Peterson was born and raised in the St. Henri district of Montréal, where he and four siblings, whose parents emigrated from the West Indies, learned about music in the family home. Peterson’s father was a self-taught musician that worked as a porter on the Canadian Pacific Railway. When he was away from work, however, he taught his children about music, encouraging them to explore all it had to offer.
Peterson began to study piano and trumpet when he was five years old, but tuberculosis weakened his lungs and ended his trumpet-playing days early.
ORCHESTRA’S FIRST BLACK MEMBER
All of Peterson’s effort went to playing piano, and from 1943-47, he was the featured soloist – and first Black member – of the Johnny Holmes Orchestra, a Montréal dance band.
When a noted U.S. promoter heard Peterson play in 1949, he was so impressed he arranged for the young Canadian pianist to perform later that year in a jazz concert at Carnegie Hall.
Peterson formed his first trio with guitarist Barney Kessel and Ray Brown on bass.
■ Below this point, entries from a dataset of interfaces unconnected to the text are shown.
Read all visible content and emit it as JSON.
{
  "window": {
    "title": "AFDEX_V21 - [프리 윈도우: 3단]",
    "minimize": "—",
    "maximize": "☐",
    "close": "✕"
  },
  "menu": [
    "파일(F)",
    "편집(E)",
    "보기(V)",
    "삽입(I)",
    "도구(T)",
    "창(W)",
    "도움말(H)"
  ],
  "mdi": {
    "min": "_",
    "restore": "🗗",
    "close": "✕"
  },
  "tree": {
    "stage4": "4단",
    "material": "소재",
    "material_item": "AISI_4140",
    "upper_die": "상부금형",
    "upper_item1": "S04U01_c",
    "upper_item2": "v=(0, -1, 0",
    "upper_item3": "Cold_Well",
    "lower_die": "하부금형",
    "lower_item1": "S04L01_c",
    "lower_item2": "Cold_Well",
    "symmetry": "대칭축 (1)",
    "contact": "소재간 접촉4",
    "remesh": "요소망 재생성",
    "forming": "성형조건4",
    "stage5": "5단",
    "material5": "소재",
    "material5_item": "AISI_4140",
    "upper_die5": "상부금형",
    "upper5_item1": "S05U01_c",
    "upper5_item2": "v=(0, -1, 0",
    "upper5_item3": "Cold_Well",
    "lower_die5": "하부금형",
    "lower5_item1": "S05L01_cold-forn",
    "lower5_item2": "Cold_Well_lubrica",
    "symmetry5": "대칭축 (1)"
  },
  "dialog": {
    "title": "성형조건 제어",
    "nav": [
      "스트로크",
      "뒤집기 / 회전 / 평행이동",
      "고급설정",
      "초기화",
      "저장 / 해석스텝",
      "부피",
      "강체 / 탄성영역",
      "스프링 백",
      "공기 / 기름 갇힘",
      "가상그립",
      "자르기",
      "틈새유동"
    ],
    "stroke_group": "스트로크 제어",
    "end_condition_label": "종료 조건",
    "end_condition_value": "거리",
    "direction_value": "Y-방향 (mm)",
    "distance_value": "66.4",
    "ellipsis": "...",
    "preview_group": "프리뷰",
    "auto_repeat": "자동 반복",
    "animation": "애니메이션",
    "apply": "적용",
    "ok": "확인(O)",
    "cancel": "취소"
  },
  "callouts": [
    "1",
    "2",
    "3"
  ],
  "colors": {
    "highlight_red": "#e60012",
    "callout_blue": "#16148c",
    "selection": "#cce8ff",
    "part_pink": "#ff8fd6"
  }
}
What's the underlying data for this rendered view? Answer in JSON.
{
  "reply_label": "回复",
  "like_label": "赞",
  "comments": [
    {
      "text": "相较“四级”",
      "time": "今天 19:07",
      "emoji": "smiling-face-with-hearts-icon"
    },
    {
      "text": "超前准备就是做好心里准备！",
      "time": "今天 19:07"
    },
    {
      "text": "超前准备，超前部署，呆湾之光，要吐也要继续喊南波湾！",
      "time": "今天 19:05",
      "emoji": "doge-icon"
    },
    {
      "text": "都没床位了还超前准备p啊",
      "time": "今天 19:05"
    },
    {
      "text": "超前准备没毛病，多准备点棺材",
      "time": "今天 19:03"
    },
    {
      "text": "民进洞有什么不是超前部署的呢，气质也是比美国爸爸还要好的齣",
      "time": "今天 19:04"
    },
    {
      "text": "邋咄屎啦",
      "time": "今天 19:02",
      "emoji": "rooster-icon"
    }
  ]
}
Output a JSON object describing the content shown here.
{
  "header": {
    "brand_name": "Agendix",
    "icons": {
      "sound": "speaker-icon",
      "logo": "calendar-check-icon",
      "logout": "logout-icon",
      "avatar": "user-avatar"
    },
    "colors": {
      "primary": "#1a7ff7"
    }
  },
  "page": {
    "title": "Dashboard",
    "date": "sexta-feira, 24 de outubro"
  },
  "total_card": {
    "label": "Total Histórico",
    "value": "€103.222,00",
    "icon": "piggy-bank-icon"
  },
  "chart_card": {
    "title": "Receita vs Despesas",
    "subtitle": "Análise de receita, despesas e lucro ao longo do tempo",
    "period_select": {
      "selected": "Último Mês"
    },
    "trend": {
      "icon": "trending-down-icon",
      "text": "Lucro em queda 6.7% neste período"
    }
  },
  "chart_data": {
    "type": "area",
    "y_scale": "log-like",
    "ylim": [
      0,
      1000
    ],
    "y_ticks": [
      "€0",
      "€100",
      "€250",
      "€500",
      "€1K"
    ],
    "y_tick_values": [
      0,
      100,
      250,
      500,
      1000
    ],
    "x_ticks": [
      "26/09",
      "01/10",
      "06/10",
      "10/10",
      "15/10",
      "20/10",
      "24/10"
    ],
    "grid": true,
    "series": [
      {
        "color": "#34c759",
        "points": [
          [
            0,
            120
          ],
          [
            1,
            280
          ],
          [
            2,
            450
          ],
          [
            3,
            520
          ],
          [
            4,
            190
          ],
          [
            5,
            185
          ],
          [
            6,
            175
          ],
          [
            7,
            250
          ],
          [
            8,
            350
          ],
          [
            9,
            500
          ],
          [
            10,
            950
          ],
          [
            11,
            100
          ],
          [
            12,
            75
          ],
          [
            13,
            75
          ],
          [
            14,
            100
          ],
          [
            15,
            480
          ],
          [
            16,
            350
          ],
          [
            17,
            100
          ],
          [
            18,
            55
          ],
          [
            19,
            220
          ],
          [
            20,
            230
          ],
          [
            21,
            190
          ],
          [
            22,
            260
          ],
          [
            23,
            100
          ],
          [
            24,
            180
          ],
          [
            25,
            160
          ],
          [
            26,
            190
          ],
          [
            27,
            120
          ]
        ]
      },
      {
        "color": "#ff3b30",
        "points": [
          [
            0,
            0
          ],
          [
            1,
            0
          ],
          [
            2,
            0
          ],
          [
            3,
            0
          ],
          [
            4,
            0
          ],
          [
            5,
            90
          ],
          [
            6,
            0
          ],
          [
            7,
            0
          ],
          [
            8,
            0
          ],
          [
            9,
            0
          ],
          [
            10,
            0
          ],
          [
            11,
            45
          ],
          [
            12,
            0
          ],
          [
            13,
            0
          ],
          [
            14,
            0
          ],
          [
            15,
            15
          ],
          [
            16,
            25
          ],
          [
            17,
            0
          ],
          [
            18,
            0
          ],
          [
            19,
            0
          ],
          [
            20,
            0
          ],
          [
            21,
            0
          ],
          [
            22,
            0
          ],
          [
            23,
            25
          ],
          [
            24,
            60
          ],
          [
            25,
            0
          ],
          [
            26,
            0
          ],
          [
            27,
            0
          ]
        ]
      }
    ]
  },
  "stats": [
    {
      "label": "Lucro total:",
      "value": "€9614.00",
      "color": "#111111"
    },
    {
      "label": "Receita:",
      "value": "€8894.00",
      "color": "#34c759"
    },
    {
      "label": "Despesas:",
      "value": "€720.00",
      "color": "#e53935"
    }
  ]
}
Herb Ellis later replaced Kessel in the trio, which toured and earned widespread fame in the 1950s.
By 1960, Peterson and three other musicians formed the Advanced School of Contemporary Music in Toronto; however, a few years later, his career demands forced Oscar to pull out of the venture.
In 1964, Peterson produced his best-known work, Canadiana Suite, in which a different region of Canada inspired each of the album’s tracks.
He has recorded nearly 200 albums altogether.
Peterson was made a companion of the Order of Canada and awarded the Glenn Gould Prize as well as the UNESCO International Music Prize. In 2003, the Austrian government honoured him with a commemorative stamp. He has also been the recipient of honorary degrees from more than a dozen universities and was chancellor of York University from 1991-94.
In 1959, at what’s considered the first Toronto Jazz Festival, Peterson was joined at the Canadian National Exhibition grandstand by more than 30 local and international artists, including fellow Canadian Music Hall of Fame inductee Maynard Ferguson and special guest Louis Armstrong. That year is considered by many to be jazz’s golden age and one of the greatest eras in the history of music.
Remarkably, Peterson released 15 albums in 1959 alone, including The Jazz Soul of Oscar Peterson.